RIP, New York Dawg Pound, I loved your hot dogs.
Despite its terrible name, the NYDP was the best thing about a sad stretch of Shawnee Mission Parkway, and really, the best hot dog-centric restaurant in the greater metro. (I know there isn’t much to be said for competition, exactly, but that wasn’t their fault; consider it the shortcoming of a society gone mad with fear of processed meats, and the ill-health effects they may usher.)
I, like thousands of others, discovered NYDP through Yelp, the probably-horrible user-food review site that purportedly boosts the rankings of restaurants who choose to advertise versus those who do not. Regardless of pretense, I took their 135 reviews with a 4-star average and made a visit.
See, I lived in Chicago during the heyday of Hot Doug’s, the “sausage superstore” or “encased meat emporium.” Doug Sohn, founder, closed his immensely popular hot dog stand LAST October, citing a desire to “do something different with his life.” His was the decision of a mad-genius who likely made millions off of “hot dogs.” (And actually continues to make money via a contract that has his brand slinging sausage at Wrigley.)
And now, this.
While NYDP was no Hot Doug’s—nothing is, what with Doug’s Foie Gras and Sauternes Duck Sausage with Truffle Aioli, Foie Gras Mousse and Fleur de Sel, or their Mozzarella, tomato and pepper pork sausage with sriracha dijonnaise, cheese medley and bacon lardoons—it occupied a necessary, pork-less hole in Kansas City cuisine.
On more than one occasion, I indulged at NYDP in a Nathan’s Famous topped with chili, mustard, onions and cheese, or one topped with bacon, cheese and a fried egg. (They all had dog related names, which was lame, but whatever… they were fucking great.) Add a side of overly-seasoned, OK-Joe’s style fries, and you were in for a sodium-laden nightmare that required gallons of water shortly thereafter… and the next day, even.
And it was beautiful.
And affordable, too. While Doug’s dogs typically pushed northward of $8 USD—and you’d want two for the experience, and a side of duck-fat fries—NYDP never ran you more than $4 or $5 a piece. Costly, sure, but for what you were experiencing, a bargain.

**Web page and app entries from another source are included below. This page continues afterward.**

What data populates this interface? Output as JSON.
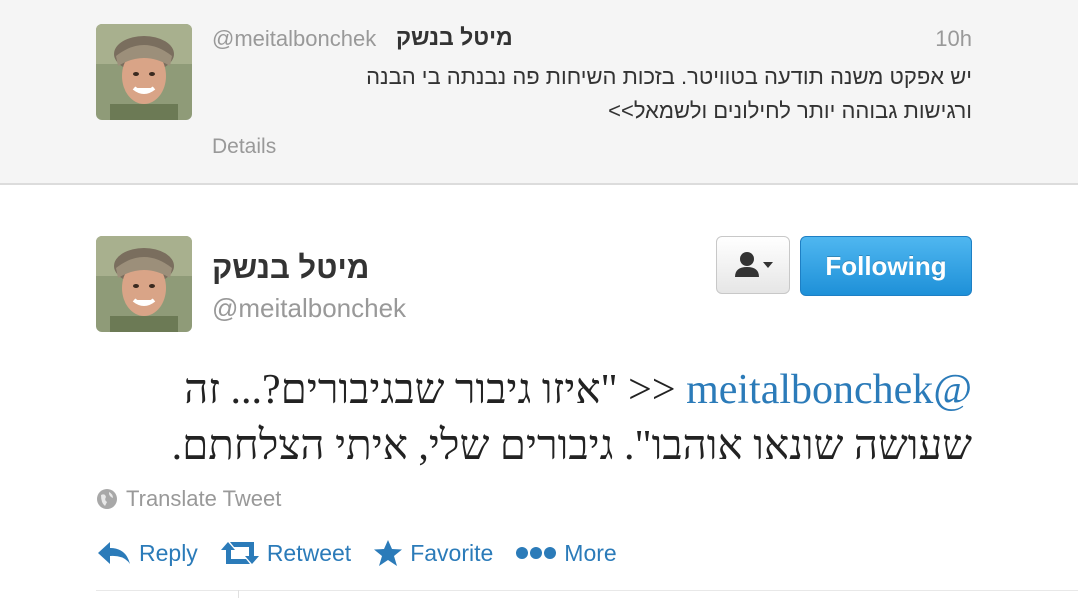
{
  "context_tweet": {
    "display_name": "מיטל בנשק",
    "handle": "@meitalbonchek",
    "time": "10h",
    "text_line1": "יש אפקט משנה תודעה בטוויטר. בזכות השיחות פה נבנתה בי הבנה",
    "text_line2": "ורגישות גבוהה יותר לחילונים ולשמאל>>",
    "details_label": "Details"
  },
  "main_tweet": {
    "display_name": "מיטל בנשק",
    "handle": "@meitalbonchek",
    "follow_label": "Following",
    "follow_color": "#1e90d8",
    "user_menu_icon": "person-dropdown-icon",
    "text_mention": "@meitalbonchek",
    "text_line1_rest": "<< \"איזו גיבור שבגיבורים?... זה",
    "text_line2": "שעושה שונאו אוהבו\". גיבורים שלי, איתי הצלחתם.",
    "translate_label": "Translate Tweet",
    "link_color": "#2b7bb9"
  },
  "actions": [
    {
      "icon": "reply-icon",
      "label": "Reply"
    },
    {
      "icon": "retweet-icon",
      "label": "Retweet"
    },
    {
      "icon": "star-icon",
      "label": "Favorite"
    },
    {
      "icon": "more-dots-icon",
      "label": "More"
    }
  ]
}
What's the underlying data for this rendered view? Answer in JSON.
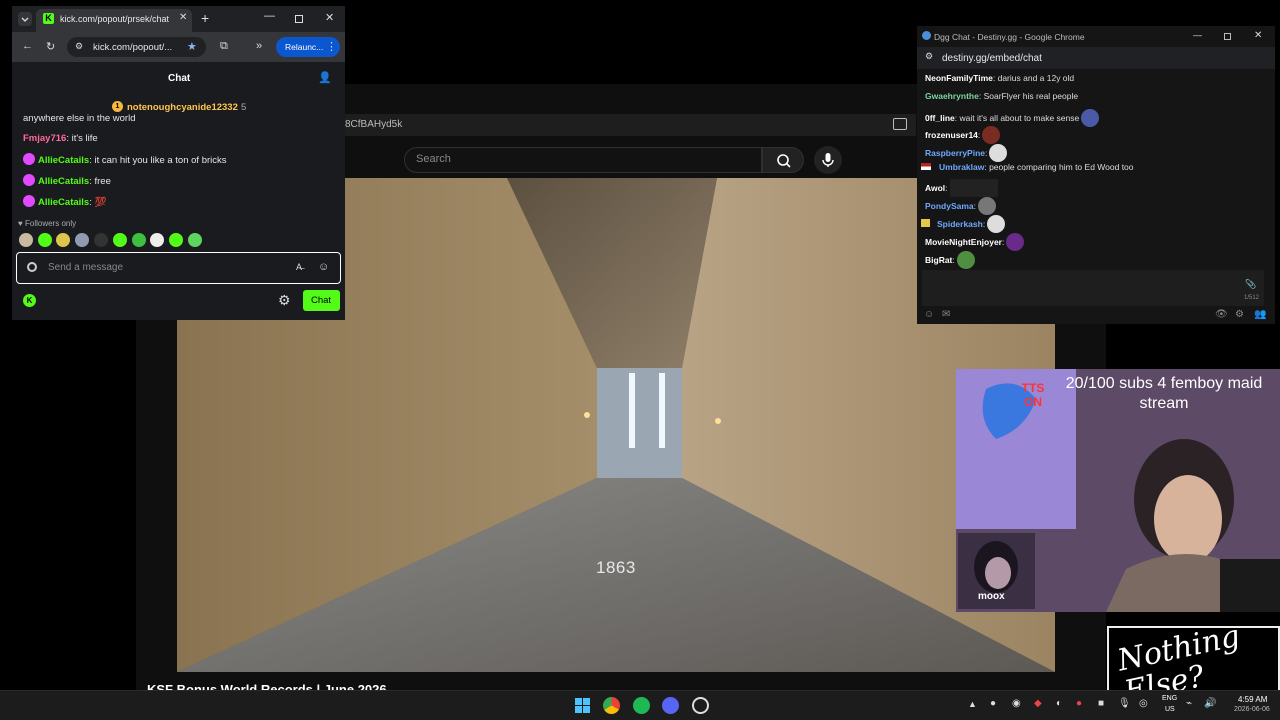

The requisite snap of the casing. The overt gooiness of most of the toppings. The warm embrace of the pillowy bread. New York Dawg Pound was a fat mother’s hug on a chilly winter day, a salty explosion of comfort typically reserved for a bowl of your aunt’s best beef stew.
But it was greasy.
Not just the dogs—because that’s a given—but the whole enterprise. You walked in and basically slid toward the counter, your shoes suddenly skates on a tundra of freshly cooked lard. The walls were caked with oil, leaving you reticent to touch anything, save your food.
And maybe that’s what did it in.
Because if a place is that bad where you can see it, in all likelihood, it’s a nightmare of filth behind the scenes.
And in November of 2014, NYDP suffered several critical violations of the Johnson County Health Code. (Mostly due to products stored and served at unsavory temperatures.) Per county regulation, they were given 10 days to atone for their sins. And it seems likely they did, as they operated for several months thereafter.
But our fixation on public health is an ongoing one, not something to be met and conquered occasionally and forgotten.
(I guess what I’m saying is that they probably had another inspection after November of last year.)
Honestly, I have no idea what happened. Perhaps another critical inspection (yet un-posted) to the Kansas Department of Agriculture’s website will explain their doom.
Maybe the proprietor just saw fit to slip out while the slipping was good.
In any case, they closed.
I am left with a hot dog shaped hole in my heart, which actually may not be inherently bad (I mean, I guess the hole is less frightening than what I’d stuff it with), but I’ll be damned if I won’t miss their dogs.
You were a terrific hot dog place in a land void of tubular meat options. We are better for having known you, but of a lesser sort for your departure.
Goodnight, sweet prince.